### EXERCISE GOAL
Where the string "MALDONADO" appears in a line of the material below, copy that line.

### RECORD SET
---*---

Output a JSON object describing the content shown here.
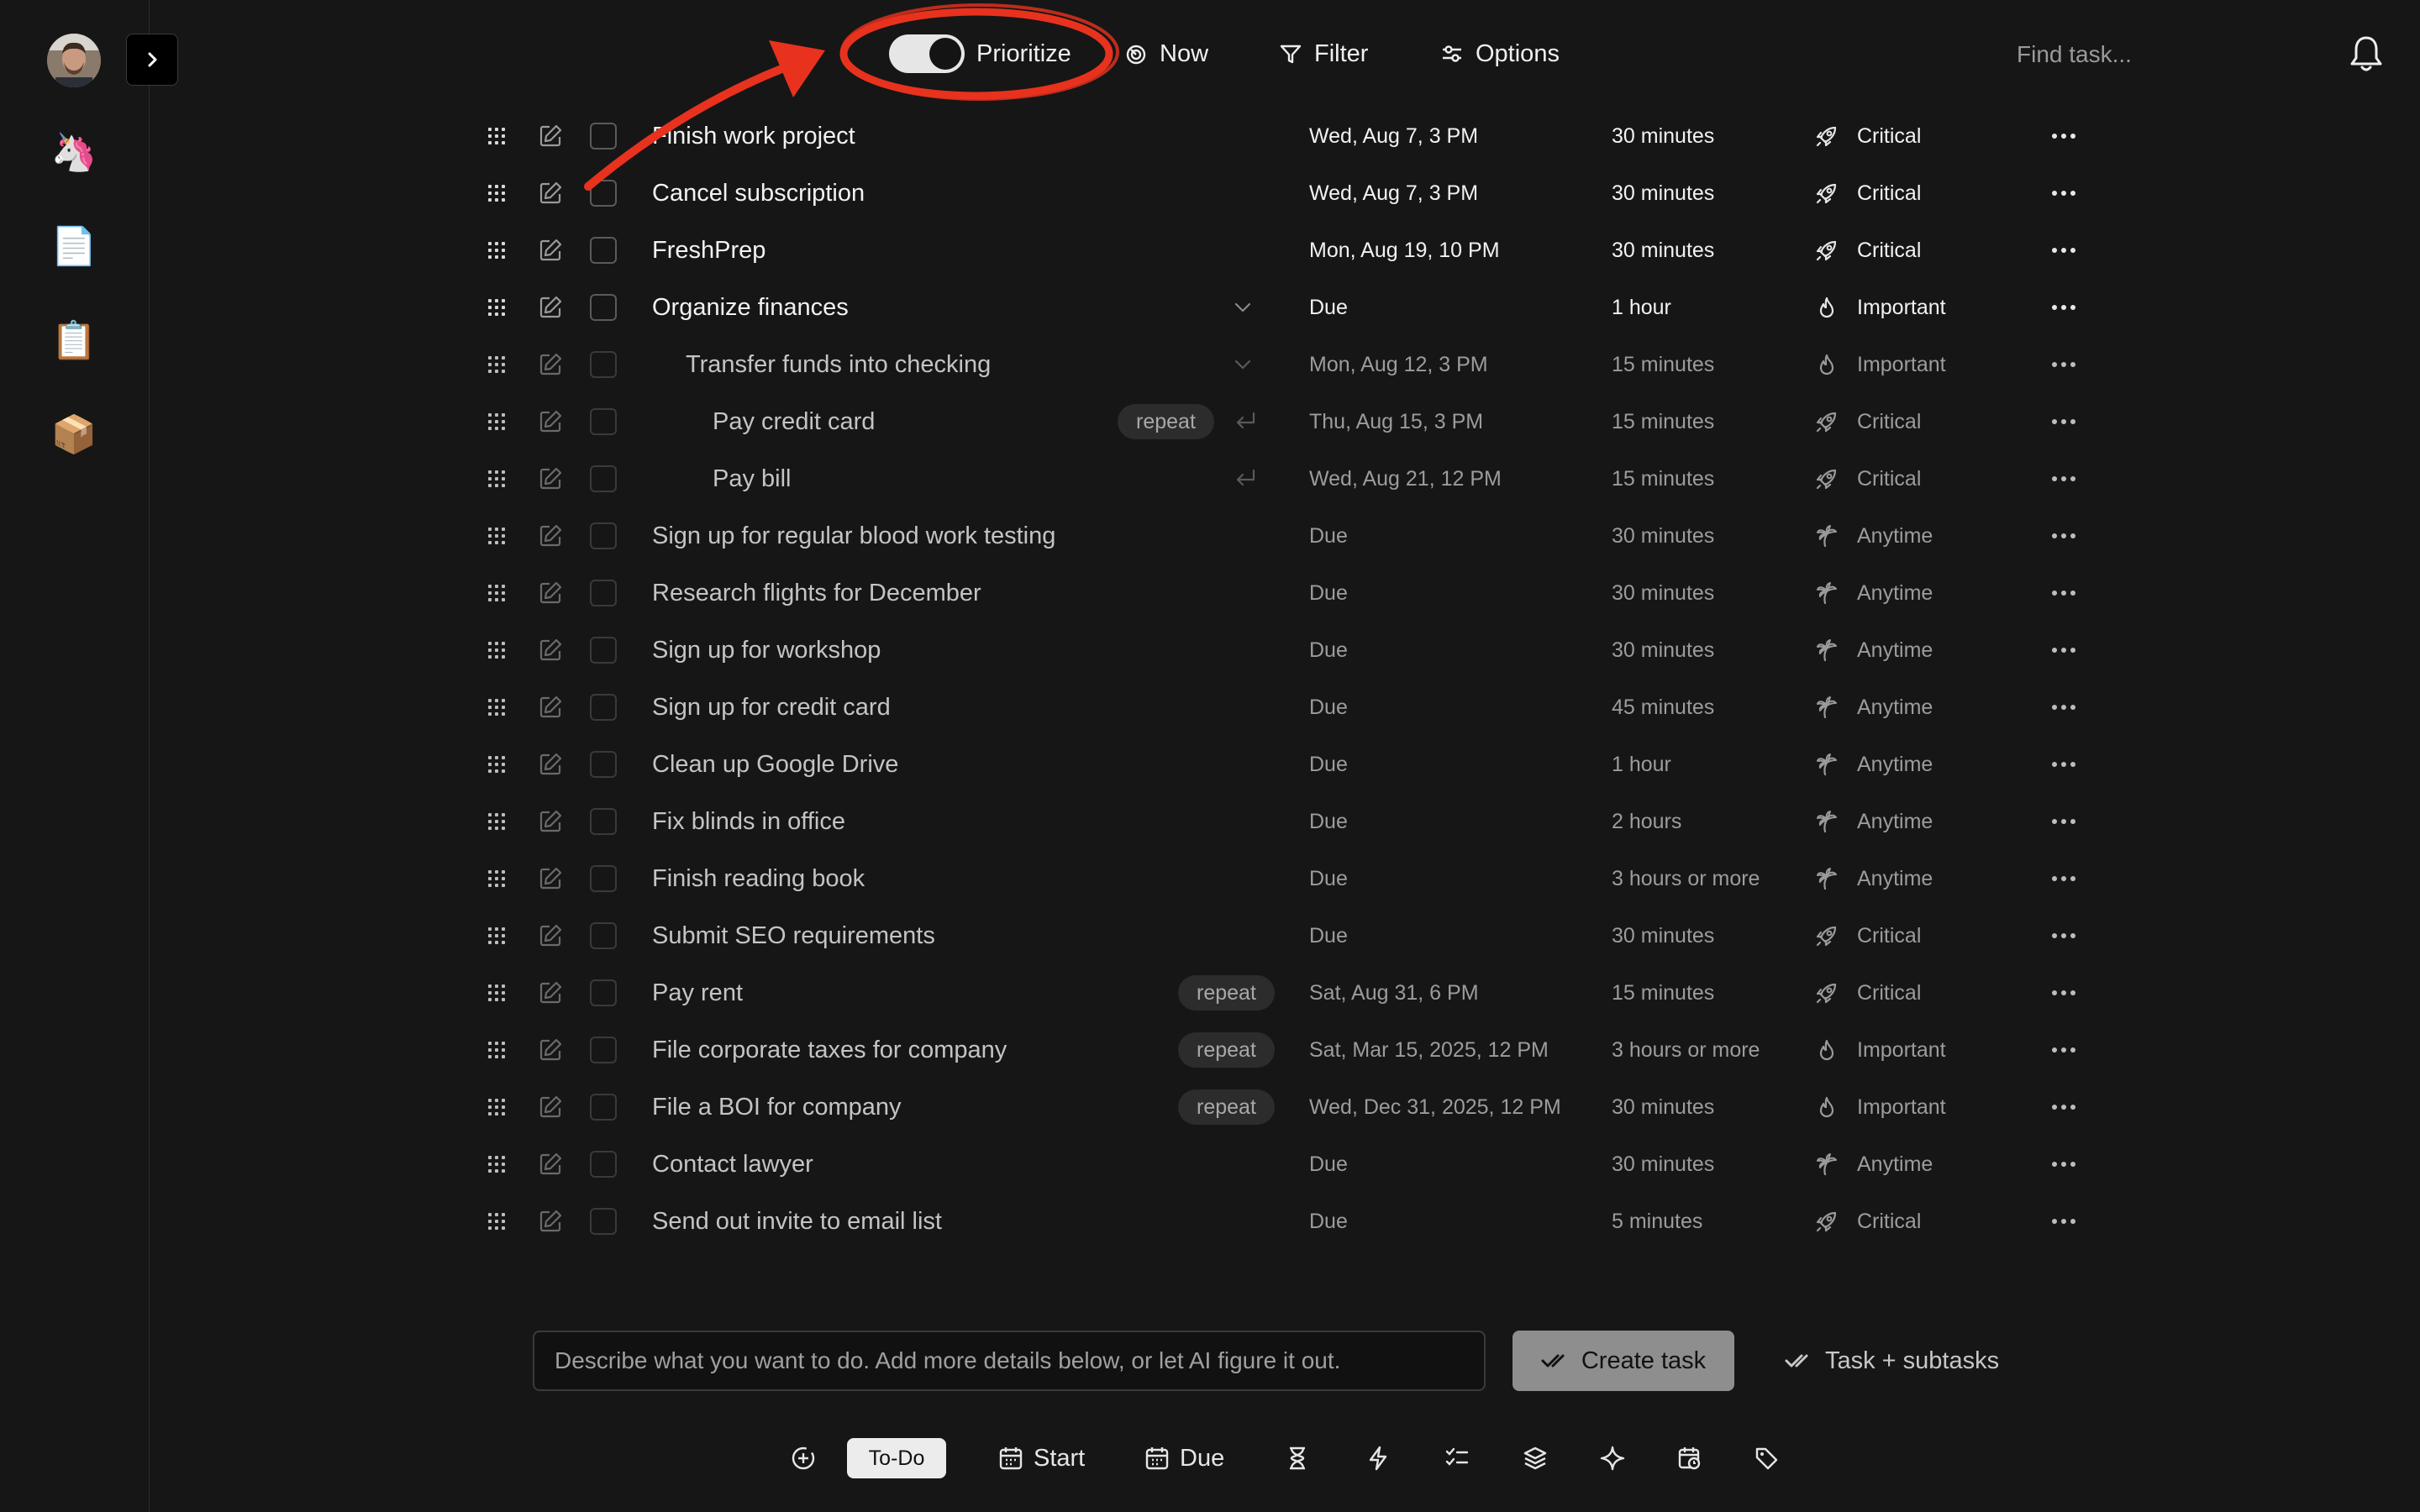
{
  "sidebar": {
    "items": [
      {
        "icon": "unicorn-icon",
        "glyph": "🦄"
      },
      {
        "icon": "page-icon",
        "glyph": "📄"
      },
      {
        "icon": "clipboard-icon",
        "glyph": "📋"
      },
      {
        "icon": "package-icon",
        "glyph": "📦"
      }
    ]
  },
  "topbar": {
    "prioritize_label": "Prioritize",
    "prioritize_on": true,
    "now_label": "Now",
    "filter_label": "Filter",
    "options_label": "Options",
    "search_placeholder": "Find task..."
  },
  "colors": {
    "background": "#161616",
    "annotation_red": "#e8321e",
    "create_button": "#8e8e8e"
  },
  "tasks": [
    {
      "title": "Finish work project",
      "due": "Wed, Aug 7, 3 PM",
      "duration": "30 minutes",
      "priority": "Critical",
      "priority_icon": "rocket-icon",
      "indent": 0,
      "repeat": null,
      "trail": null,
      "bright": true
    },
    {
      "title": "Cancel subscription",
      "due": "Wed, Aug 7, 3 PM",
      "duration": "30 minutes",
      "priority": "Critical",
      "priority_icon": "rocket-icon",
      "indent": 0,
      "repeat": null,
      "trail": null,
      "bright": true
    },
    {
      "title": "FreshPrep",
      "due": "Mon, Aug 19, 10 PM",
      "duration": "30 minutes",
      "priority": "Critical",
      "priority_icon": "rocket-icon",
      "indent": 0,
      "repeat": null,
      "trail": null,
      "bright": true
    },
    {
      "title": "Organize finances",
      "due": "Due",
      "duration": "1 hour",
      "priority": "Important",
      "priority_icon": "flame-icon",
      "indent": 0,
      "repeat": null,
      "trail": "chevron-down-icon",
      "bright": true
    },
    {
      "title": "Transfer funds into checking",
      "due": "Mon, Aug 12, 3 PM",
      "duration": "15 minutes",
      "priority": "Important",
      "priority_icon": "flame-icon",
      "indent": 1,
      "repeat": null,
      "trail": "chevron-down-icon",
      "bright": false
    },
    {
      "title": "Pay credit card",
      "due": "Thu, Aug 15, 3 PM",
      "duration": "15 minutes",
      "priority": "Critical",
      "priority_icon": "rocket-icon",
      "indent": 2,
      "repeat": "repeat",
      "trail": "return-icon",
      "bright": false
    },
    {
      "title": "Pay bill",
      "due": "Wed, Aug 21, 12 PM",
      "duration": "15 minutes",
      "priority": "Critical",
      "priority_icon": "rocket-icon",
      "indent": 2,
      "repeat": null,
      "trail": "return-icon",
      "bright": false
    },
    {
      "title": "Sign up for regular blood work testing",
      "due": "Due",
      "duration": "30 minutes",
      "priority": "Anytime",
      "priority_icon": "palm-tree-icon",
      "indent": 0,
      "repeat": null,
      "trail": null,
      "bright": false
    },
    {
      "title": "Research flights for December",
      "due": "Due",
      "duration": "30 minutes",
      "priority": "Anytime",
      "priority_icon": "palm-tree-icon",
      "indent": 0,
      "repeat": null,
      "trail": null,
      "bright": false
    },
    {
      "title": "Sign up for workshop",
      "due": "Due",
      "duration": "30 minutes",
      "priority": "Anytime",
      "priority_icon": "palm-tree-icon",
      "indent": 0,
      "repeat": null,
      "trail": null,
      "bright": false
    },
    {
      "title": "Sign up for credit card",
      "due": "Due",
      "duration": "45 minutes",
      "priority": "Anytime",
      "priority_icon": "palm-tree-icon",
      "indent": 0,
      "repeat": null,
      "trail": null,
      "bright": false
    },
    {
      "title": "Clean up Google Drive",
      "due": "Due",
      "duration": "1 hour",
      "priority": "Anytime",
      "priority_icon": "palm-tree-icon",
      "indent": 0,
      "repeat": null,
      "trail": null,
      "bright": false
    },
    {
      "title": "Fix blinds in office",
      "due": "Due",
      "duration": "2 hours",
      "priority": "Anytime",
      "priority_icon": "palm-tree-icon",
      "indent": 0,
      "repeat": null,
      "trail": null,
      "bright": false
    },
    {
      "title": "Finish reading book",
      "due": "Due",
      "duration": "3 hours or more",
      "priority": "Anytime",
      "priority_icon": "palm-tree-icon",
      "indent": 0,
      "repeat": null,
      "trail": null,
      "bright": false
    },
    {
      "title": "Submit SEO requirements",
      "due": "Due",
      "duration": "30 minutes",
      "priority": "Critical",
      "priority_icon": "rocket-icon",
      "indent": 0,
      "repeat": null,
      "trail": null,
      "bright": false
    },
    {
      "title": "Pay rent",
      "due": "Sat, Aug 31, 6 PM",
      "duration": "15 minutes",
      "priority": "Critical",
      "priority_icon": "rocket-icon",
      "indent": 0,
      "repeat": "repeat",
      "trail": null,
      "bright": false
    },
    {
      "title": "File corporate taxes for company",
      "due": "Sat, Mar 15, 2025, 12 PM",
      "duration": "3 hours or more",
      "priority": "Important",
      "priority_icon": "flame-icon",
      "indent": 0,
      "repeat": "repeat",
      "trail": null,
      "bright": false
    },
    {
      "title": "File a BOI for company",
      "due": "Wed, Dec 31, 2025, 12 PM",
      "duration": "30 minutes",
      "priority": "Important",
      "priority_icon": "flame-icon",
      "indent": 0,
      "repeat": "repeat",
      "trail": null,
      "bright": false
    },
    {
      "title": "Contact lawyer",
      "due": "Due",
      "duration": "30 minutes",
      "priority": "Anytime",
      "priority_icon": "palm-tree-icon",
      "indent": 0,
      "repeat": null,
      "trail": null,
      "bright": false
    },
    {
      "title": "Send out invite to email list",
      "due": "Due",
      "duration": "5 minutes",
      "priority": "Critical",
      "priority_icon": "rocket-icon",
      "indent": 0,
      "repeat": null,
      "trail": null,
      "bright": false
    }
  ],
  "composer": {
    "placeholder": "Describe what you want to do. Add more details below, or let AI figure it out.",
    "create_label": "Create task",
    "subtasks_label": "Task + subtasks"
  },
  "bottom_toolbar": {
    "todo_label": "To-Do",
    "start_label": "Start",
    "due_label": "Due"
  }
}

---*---

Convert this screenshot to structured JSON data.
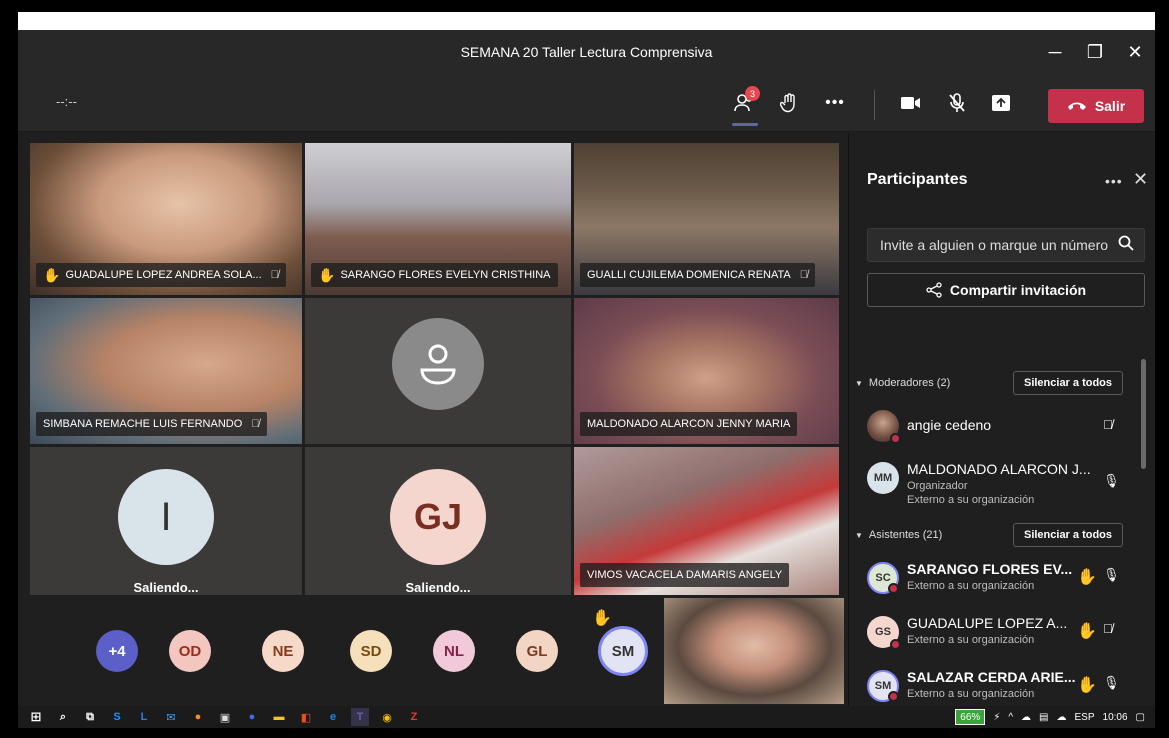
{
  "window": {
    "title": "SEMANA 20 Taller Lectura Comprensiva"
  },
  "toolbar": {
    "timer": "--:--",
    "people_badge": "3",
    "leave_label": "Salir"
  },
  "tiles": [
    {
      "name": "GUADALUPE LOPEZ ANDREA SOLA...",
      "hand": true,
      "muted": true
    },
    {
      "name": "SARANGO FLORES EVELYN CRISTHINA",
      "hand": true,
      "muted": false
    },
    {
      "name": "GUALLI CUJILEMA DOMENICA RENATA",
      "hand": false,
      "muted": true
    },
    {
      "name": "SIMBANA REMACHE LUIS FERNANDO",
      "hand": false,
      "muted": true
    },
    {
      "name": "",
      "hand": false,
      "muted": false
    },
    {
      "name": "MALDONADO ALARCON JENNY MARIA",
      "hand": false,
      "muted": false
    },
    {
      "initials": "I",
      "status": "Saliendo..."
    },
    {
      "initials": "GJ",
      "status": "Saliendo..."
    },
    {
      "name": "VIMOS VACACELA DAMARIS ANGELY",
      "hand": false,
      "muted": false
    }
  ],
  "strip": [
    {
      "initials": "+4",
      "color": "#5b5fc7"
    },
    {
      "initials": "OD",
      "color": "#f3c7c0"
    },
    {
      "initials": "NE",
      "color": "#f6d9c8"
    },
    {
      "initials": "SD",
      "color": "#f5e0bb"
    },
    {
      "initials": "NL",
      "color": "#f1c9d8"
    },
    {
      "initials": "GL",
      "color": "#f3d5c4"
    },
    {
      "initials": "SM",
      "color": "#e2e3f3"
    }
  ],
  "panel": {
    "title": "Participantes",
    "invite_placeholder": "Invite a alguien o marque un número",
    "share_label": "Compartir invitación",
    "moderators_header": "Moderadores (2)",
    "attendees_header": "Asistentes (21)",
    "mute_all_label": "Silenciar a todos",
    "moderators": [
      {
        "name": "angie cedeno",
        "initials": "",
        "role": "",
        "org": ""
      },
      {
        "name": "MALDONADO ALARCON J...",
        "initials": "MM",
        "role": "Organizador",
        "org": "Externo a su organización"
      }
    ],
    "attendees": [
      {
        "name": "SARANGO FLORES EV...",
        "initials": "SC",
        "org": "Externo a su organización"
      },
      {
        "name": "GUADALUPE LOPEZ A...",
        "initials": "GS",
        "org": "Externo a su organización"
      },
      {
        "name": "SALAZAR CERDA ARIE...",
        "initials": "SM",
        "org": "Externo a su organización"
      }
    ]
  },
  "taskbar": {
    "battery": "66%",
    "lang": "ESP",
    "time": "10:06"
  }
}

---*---

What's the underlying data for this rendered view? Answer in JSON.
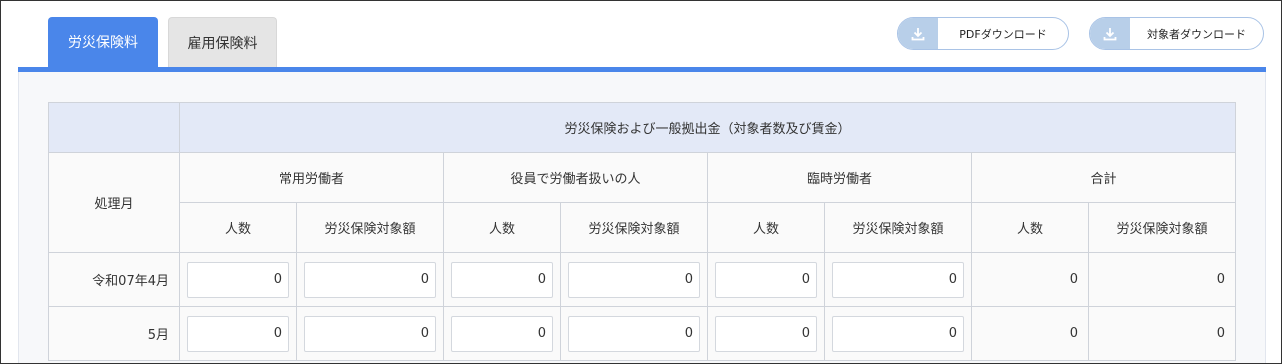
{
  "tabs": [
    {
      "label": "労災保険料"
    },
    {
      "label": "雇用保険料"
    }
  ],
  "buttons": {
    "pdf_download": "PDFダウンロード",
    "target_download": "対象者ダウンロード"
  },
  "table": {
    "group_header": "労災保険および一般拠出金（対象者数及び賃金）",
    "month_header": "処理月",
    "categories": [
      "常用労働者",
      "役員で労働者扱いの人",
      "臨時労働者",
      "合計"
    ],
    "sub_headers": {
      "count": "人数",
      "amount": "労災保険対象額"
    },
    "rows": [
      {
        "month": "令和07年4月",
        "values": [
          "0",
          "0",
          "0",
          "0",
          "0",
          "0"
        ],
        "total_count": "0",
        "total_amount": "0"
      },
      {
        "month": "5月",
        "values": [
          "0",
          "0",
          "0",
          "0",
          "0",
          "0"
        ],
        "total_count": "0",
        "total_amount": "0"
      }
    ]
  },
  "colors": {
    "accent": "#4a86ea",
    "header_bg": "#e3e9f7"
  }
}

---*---

### ANSWER TO THIS TASK
      "name": "MALDONADO ALARCON JENNY MARIA",
        "name": "MALDONADO ALARCON J...",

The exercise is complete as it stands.